You can find mutual funds and ETFs for a variety of investment themes, ranging from technology to utilities. Decide what sector you want to invest in and find an ETF to match.
7. Buy Rental Properties
If starting a side hustle sounds like something that you’d like to get involved doing, then $100,000 could go a long way towards buying your first (or even multiple) rental properties.
Let’s say you bought a house using all of the $100,000 and took out no mortgage. Now, not only do you not owe a bank any interest or mortgage payments, but you also get to keep almost all of the money your tenants pay you (minus taxes and maintenance of course). That means you’d both own an asset containing $100,000 of equity as well as enjoy $500 to $1,000 of rental income per month.
But why stop there? You could buy two properties using $50,000 as a down payment for each one. Though you’d most likely have to take out a mortgage for each property, the payments would likely be relatively low. And you’d have two sets of tenants which means double the rental income!
REITs – The Real Estate Alternative
If you’d rather not deal with tenants or property directly, then you could always invest in a REIT (real estate investment trust). This is a special type of fund where investors pool their money to purchase groups of various real estate assets. You can easily purchase them through most brokers and robo-advisors.
8. College for Your Children
If you have children under the age of 18, think about all the hassle you could save them with student loans by putting your $100,000 away for college.
In the U.S., the most tax-efficient way to save for your children’s college is to use a 529 plan. A 529 plan works similar to a Roth IRA, but instead of retirement it’s intended to pay for college. When you invest the money, you don’t pay any taxes on the earnings as long as you use them for college-related expenses.
Every state offers its own version of a 529 plan. Check online to find out how you can get started with yours.

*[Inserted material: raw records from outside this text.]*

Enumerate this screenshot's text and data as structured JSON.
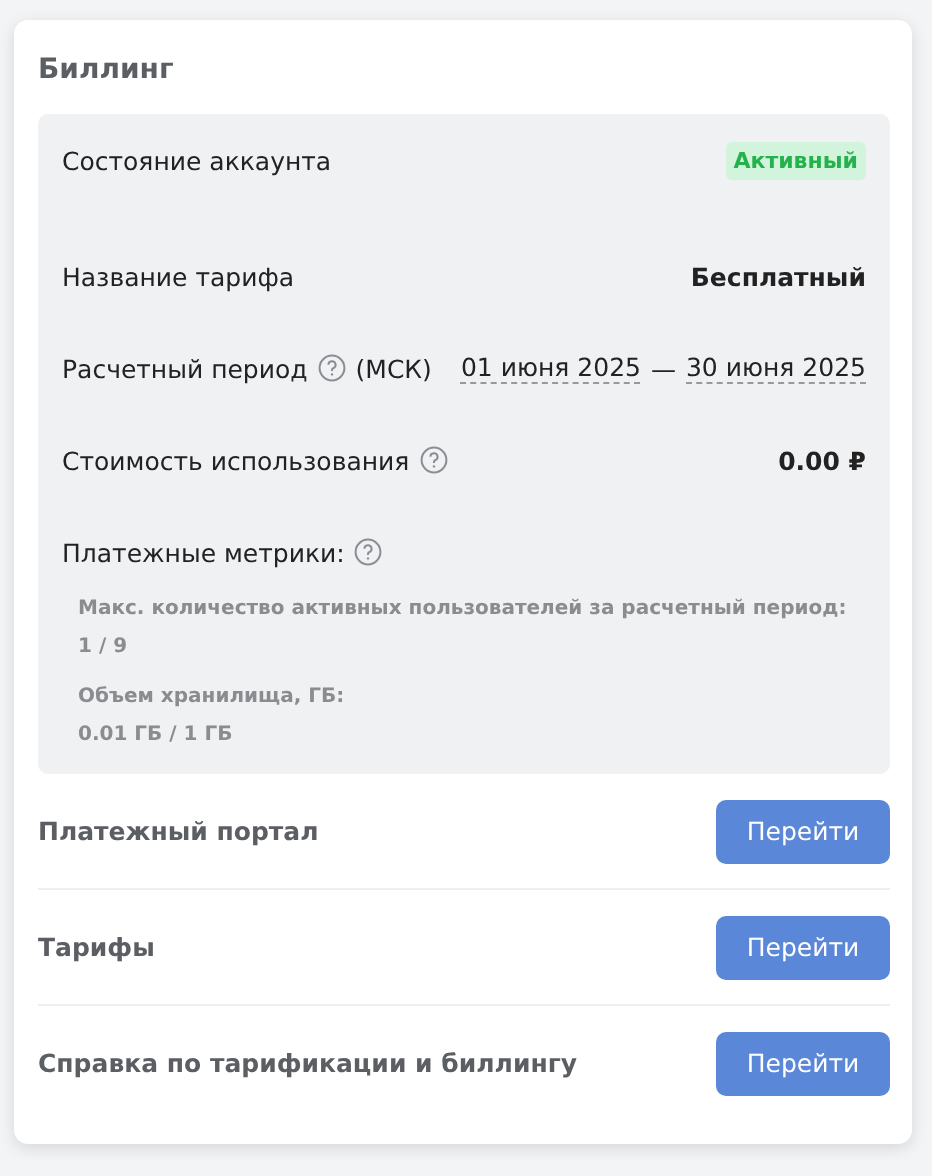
{
  "dialog": {
    "title": "Биллинг"
  },
  "account": {
    "status_label": "Состояние аккаунта",
    "status": {
      "text": "Активный",
      "kind": "active"
    },
    "plan_label": "Название тарифа",
    "plan": "Бесплатный",
    "period_label": "Расчетный период",
    "timezone": "(МСК)",
    "period_start": "01 июня 2025",
    "period_separator": "—",
    "period_end": "30 июня 2025",
    "cost_label": "Стоимость использования",
    "cost": "0.00 ₽",
    "metrics_label": "Платежные метрики:",
    "metrics": [
      {
        "label": "Макс. количество активных пользователей за расчетный период:",
        "value": "1 / 9"
      },
      {
        "label": "Объем хранилища, ГБ:",
        "value": "0.01 ГБ / 1 ГБ"
      }
    ]
  },
  "links": [
    {
      "label": "Платежный портал",
      "button": "Перейти"
    },
    {
      "label": "Тарифы",
      "button": "Перейти"
    },
    {
      "label": "Справка по тарификации и биллингу",
      "button": "Перейти"
    }
  ]
}
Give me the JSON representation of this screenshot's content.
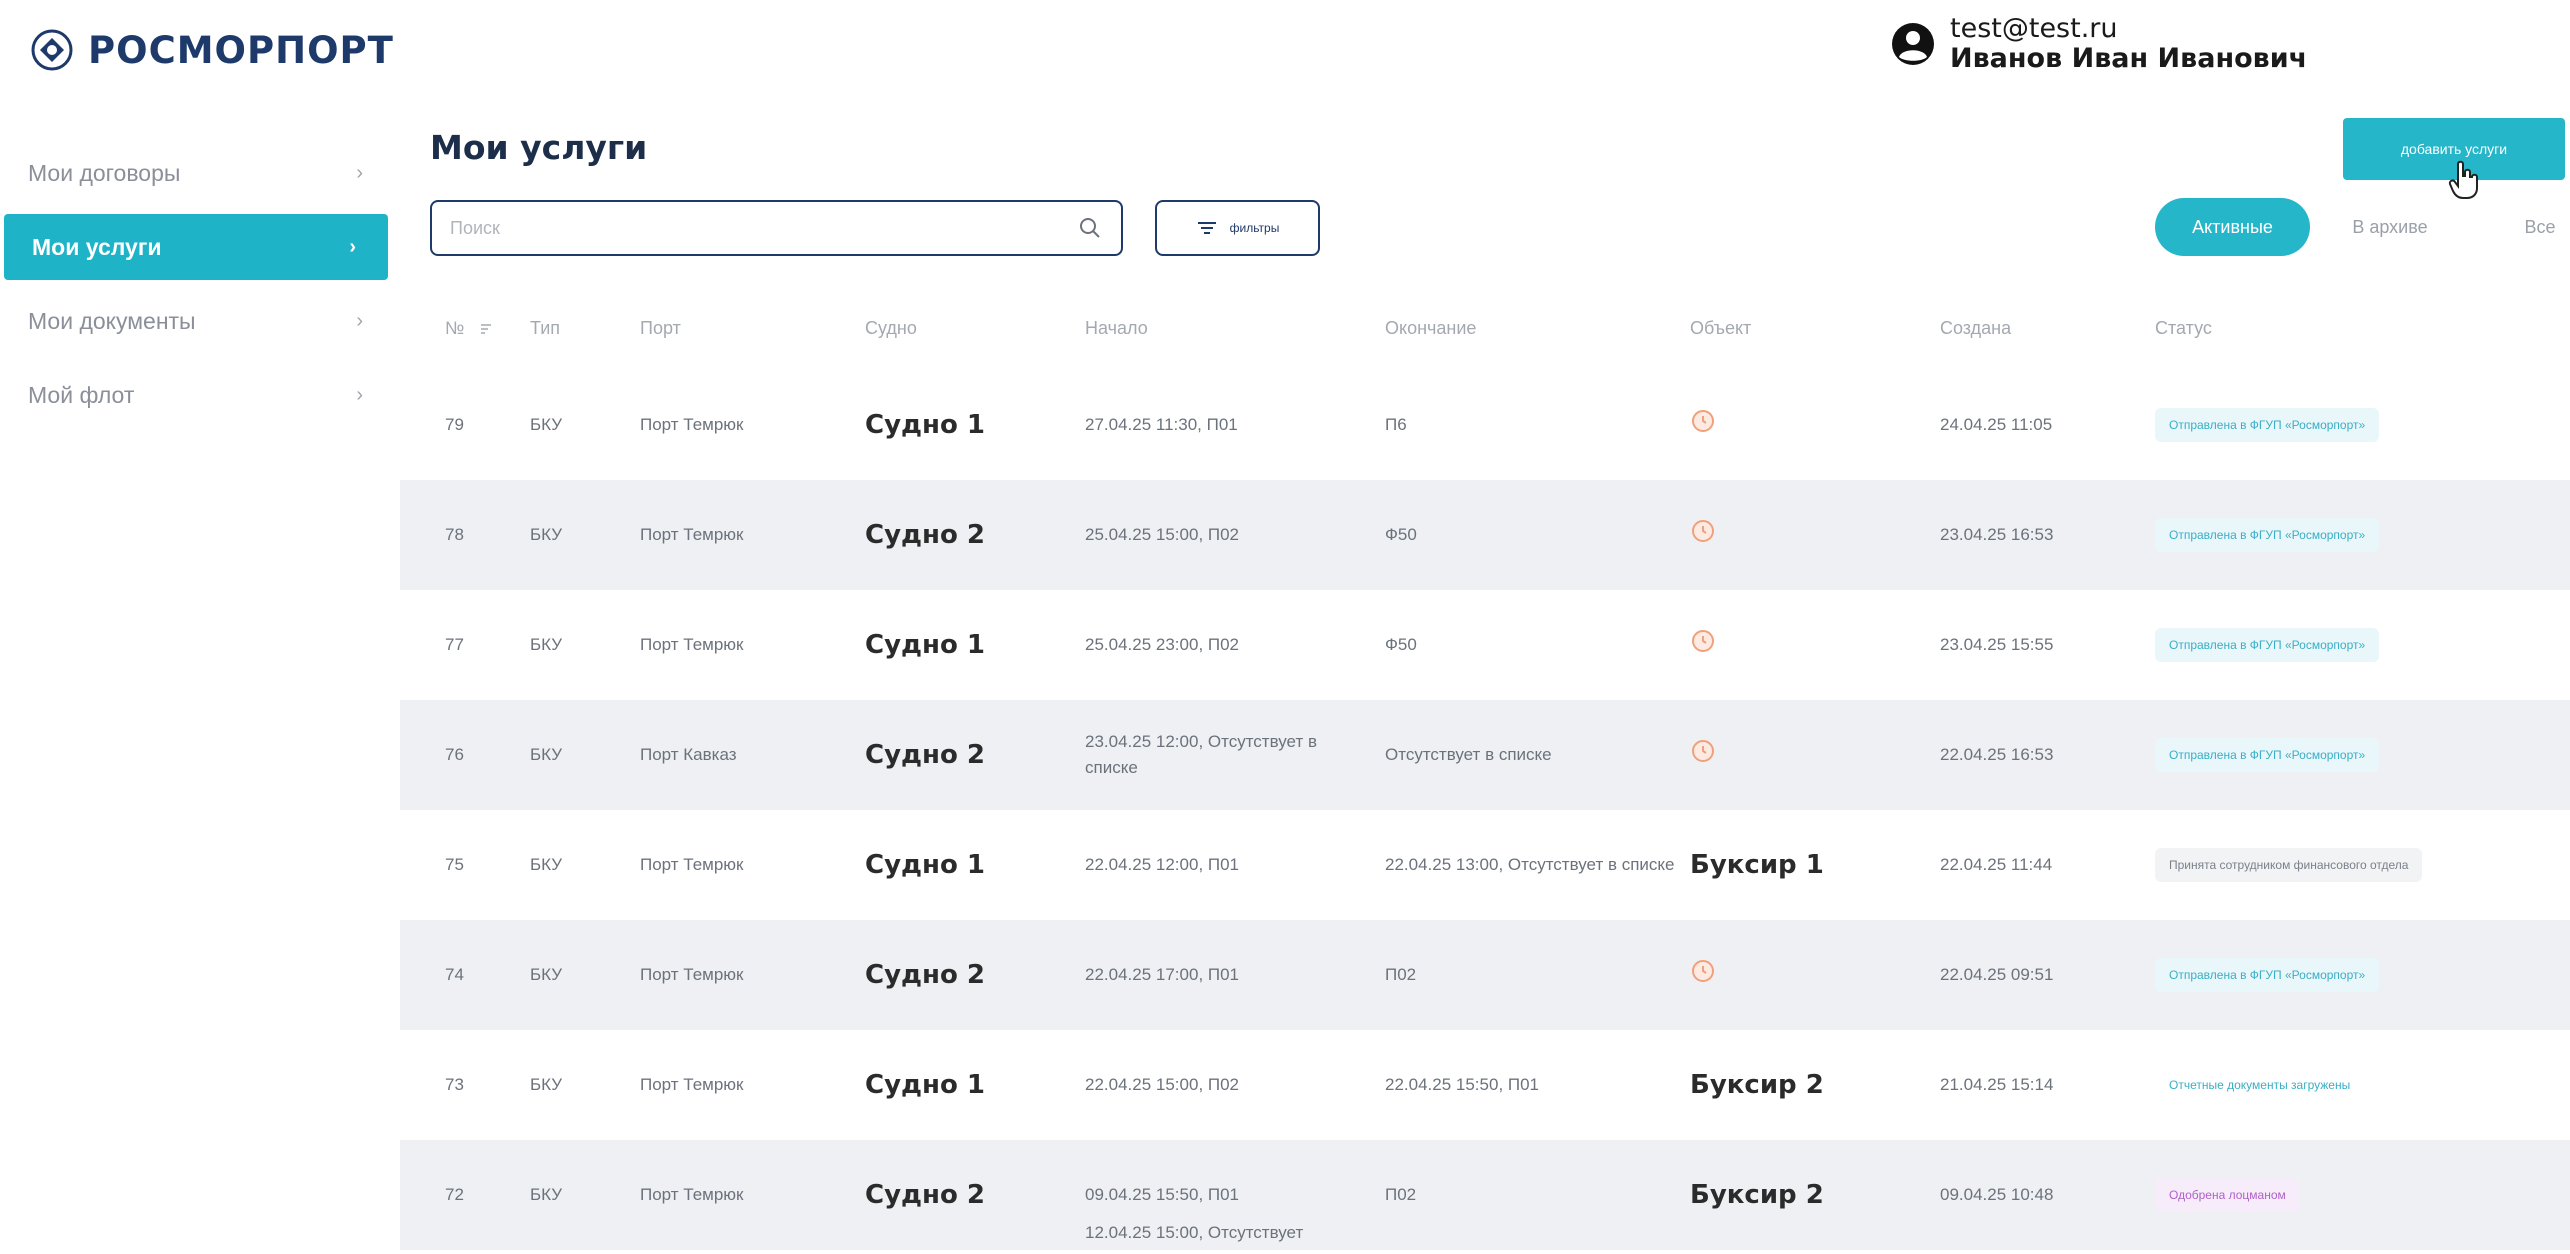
{
  "brand": {
    "name": "РОСМОРПОРТ",
    "logo_icon": "emblem-icon"
  },
  "user": {
    "email": "test@test.ru",
    "name": "Иванов Иван Иванович",
    "icon": "user-circle-icon"
  },
  "sidebar": {
    "items": [
      {
        "label": "Мои договоры",
        "active": false
      },
      {
        "label": "Мои услуги",
        "active": true
      },
      {
        "label": "Мои документы",
        "active": false
      },
      {
        "label": "Мой флот",
        "active": false
      }
    ]
  },
  "main": {
    "title": "Мои услуги",
    "add_button": "добавить услуги",
    "search_placeholder": "Поиск",
    "filters_label": "фильтры",
    "tabs": {
      "active": "Активные",
      "archive": "В архиве",
      "all": "Все"
    }
  },
  "table": {
    "headers": {
      "num": "№",
      "type": "Тип",
      "port": "Порт",
      "vessel": "Судно",
      "start": "Начало",
      "end": "Окончание",
      "object": "Объект",
      "created": "Создана",
      "status": "Статус"
    },
    "rows": [
      {
        "num": "79",
        "type": "БКУ",
        "port": "Порт Темрюк",
        "vessel": "Судно 1",
        "start": "27.04.25 11:30, П01",
        "end": "П6",
        "object": "",
        "created": "24.04.25 11:05",
        "status": "Отправлена в ФГУП «Росморпорт»"
      },
      {
        "num": "78",
        "type": "БКУ",
        "port": "Порт Темрюк",
        "vessel": "Судно 2",
        "start": "25.04.25 15:00, П02",
        "end": "Ф50",
        "object": "",
        "created": "23.04.25 16:53",
        "status": "Отправлена в ФГУП «Росморпорт»"
      },
      {
        "num": "77",
        "type": "БКУ",
        "port": "Порт Темрюк",
        "vessel": "Судно 1",
        "start": "25.04.25 23:00, П02",
        "end": "Ф50",
        "object": "",
        "created": "23.04.25 15:55",
        "status": "Отправлена в ФГУП «Росморпорт»"
      },
      {
        "num": "76",
        "type": "БКУ",
        "port": "Порт Кавказ",
        "vessel": "Судно 2",
        "start": "23.04.25 12:00, Отсутствует в списке",
        "end": "Отсутствует в списке",
        "object": "",
        "created": "22.04.25 16:53",
        "status": "Отправлена в ФГУП «Росморпорт»"
      },
      {
        "num": "75",
        "type": "БКУ",
        "port": "Порт Темрюк",
        "vessel": "Судно 1",
        "start": "22.04.25 12:00, П01",
        "end": "22.04.25 13:00, Отсутствует в списке",
        "object": "Буксир 1",
        "created": "22.04.25 11:44",
        "status": "Принята сотрудником финансового отдела"
      },
      {
        "num": "74",
        "type": "БКУ",
        "port": "Порт Темрюк",
        "vessel": "Судно 2",
        "start": "22.04.25 17:00, П01",
        "end": "П02",
        "object": "",
        "created": "22.04.25 09:51",
        "status": "Отправлена в ФГУП «Росморпорт»"
      },
      {
        "num": "73",
        "type": "БКУ",
        "port": "Порт Темрюк",
        "vessel": "Судно 1",
        "start": "22.04.25 15:00, П02",
        "end": "22.04.25 15:50, П01",
        "object": "Буксир 2",
        "created": "21.04.25 15:14",
        "status": "Отчетные документы загружены"
      },
      {
        "num": "72",
        "type": "БКУ",
        "port": "Порт Темрюк",
        "vessel": "Судно 2",
        "start": "09.04.25 15:50, П01",
        "end": "П02",
        "object": "Буксир 2",
        "created": "09.04.25 10:48",
        "status": "Одобрена лоцманом"
      }
    ],
    "partial_row": {
      "start": "12.04.25 15:00, Отсутствует"
    }
  },
  "colors": {
    "accent": "#25b6c9",
    "brand": "#1d3a6b",
    "pending_clock": "#f0a07a",
    "approved": "#b061c9"
  }
}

9. Buy or Start a Business
Lastly, if you want to put your $100,000 to work, you could consider either buying a business or starting your own.
Before you choose to go down this route, you need to make sure you have a solid game plan. Buying or starting a business without a plan is a recipe for disaster.
If you are considering running a business, make sure it caters to your strengths. Here are some example of businesses you can start:
- Service Business – Consulting, Digital Services, Etc.
- Selling Products – eBay, E-commerce, etc.
- Online Business – Software, website, etc.
If you think of a business that is a good match for your skillset, you can choose to start your own business or buy an existing business. There are benefits to both.
When you start your own business, you control everything. You also save the initial investment of buying a business, however, there will still be start-up costs. Starting your own business is definitely the more cost-effective approach, but there are benefits to buying a business as well.
When you buy a business, you are acquiring a business that is already successful. The business already proved itself and should continue generating income from day one. For example, if you wanted to start a coffee shop, you could do your research and create a plan to start your own. Alternatively, you could buy a business that is already successful. This will save you a lot of time and it will help you start generating income right away. Of course, you need to get a good deal and you need to make sure you are equipped to run the business to continue its success.
Final Thoughts: How To Invest $100,000
Now you know some of the best ways for how to invest $100,000. There are so many investment opportunities to put your money to good use. Maybe you don’t have quite that much though, or are simply looking to invest less? If so, you may enjoy our article on how to invest $1,000.